* WHAT TO DO:
Output the records, every one, exactly as given.

┌─ THE INPUT

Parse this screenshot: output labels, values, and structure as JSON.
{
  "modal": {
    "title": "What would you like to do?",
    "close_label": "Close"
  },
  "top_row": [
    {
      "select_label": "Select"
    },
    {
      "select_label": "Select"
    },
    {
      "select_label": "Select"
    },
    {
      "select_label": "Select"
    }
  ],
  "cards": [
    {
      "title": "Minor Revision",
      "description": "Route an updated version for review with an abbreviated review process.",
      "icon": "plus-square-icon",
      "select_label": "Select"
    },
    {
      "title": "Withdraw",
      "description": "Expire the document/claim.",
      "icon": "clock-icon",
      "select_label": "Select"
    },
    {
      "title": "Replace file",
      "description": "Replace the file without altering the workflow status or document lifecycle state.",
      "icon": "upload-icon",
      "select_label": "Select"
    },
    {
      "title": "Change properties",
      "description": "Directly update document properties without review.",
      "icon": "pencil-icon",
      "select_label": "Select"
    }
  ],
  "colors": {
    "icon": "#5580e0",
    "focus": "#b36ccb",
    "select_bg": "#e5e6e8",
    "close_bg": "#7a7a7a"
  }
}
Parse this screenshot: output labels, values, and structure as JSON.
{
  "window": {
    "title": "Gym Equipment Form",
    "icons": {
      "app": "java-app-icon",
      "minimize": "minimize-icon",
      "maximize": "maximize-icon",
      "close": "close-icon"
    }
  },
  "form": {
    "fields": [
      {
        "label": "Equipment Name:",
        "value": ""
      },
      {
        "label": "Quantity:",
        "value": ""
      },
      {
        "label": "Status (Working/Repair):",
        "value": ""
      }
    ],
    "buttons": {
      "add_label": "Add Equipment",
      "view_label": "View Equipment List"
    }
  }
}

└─

* TASK OUTPUT:
Parse this screenshot: output labels, values, and structure as JSON.
{
  "modal": {
    "title": "What would you like to do?",
    "close_label": "Close"
  },
  "top_row": [
    {
      "select_label": "Select"
    },
    {
      "select_label": "Select"
    },
    {
      "select_label": "Select"
    },
    {
      "select_label": "Select"
    }
  ],
  "cards": [
    {
      "title": "Minor Revision",
      "description": "Route an updated version for review with an abbreviated review process.",
      "icon": "plus-square-icon",
      "select_label": "Select"
    },
    {
      "title": "Withdraw",
      "description": "Expire the document/claim.",
      "icon": "clock-icon",
      "select_label": "Select"
    },
    {
      "title": "Replace file",
      "description": "Replace the file without altering the workflow status or document lifecycle state.",
      "icon": "upload-icon",
      "select_label": "Select"
    },
    {
      "title": "Change properties",
      "description": "Directly update document properties without review.",
      "icon": "pencil-icon",
      "select_label": "Select"
    }
  ],
  "colors": {
    "icon": "#5580e0",
    "focus": "#b36ccb",
    "select_bg": "#e5e6e8",
    "close_bg": "#7a7a7a"
  }
}
Parse this screenshot: output labels, values, and structure as JSON.
{
  "window": {
    "title": "Gym Equipment Form",
    "icons": {
      "app": "java-app-icon",
      "minimize": "minimize-icon",
      "maximize": "maximize-icon",
      "close": "close-icon"
    }
  },
  "form": {
    "fields": [
      {
        "label": "Equipment Name:",
        "value": ""
      },
      {
        "label": "Quantity:",
        "value": ""
      },
      {
        "label": "Status (Working/Repair):",
        "value": ""
      }
    ],
    "buttons": {
      "add_label": "Add Equipment",
      "view_label": "View Equipment List"
    }
  }
}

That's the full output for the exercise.